## Record set
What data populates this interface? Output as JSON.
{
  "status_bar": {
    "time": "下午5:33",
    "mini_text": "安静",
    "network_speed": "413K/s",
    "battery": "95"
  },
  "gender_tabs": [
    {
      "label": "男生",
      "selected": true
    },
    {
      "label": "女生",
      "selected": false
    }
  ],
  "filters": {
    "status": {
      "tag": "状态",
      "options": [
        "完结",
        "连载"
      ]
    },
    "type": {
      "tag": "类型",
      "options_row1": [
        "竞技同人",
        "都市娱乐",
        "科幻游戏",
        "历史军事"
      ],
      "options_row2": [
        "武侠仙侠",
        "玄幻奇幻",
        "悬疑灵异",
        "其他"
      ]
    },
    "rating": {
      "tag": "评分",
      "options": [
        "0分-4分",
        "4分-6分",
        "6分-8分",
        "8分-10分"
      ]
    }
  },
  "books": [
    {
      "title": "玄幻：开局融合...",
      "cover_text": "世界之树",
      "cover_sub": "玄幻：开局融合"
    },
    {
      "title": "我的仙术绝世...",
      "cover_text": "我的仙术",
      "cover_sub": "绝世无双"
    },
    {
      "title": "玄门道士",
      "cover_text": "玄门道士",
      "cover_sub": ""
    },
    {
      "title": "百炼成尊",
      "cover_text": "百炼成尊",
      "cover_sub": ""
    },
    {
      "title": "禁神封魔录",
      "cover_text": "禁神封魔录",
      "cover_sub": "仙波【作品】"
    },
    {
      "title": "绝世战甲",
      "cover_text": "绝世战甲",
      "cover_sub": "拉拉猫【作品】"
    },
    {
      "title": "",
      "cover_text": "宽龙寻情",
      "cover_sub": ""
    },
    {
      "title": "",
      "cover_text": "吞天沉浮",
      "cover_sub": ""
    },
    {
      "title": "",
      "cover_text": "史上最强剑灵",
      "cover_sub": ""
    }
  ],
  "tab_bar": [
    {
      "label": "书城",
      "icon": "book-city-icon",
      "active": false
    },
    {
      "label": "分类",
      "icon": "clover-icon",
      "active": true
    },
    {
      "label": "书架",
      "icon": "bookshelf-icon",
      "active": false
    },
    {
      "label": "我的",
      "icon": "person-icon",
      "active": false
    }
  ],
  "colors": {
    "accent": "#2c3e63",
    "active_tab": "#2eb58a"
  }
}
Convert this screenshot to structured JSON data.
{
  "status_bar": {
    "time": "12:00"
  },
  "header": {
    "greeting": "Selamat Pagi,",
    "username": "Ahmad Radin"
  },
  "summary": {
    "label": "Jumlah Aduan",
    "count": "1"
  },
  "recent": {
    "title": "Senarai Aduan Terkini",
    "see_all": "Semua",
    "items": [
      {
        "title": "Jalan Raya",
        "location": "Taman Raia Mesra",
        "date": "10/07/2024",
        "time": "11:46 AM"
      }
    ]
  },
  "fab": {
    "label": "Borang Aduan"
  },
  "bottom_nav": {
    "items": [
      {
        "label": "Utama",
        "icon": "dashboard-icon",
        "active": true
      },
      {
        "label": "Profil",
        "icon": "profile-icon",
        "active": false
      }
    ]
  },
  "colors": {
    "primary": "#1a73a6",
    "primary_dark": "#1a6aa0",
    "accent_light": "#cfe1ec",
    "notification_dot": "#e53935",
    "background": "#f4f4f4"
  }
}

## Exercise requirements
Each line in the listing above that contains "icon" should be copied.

## Exercise output
      "icon": "book-city-icon",
      "icon": "clover-icon",
      "icon": "bookshelf-icon",
      "icon": "person-icon",
        "icon": "dashboard-icon",
        "icon": "profile-icon",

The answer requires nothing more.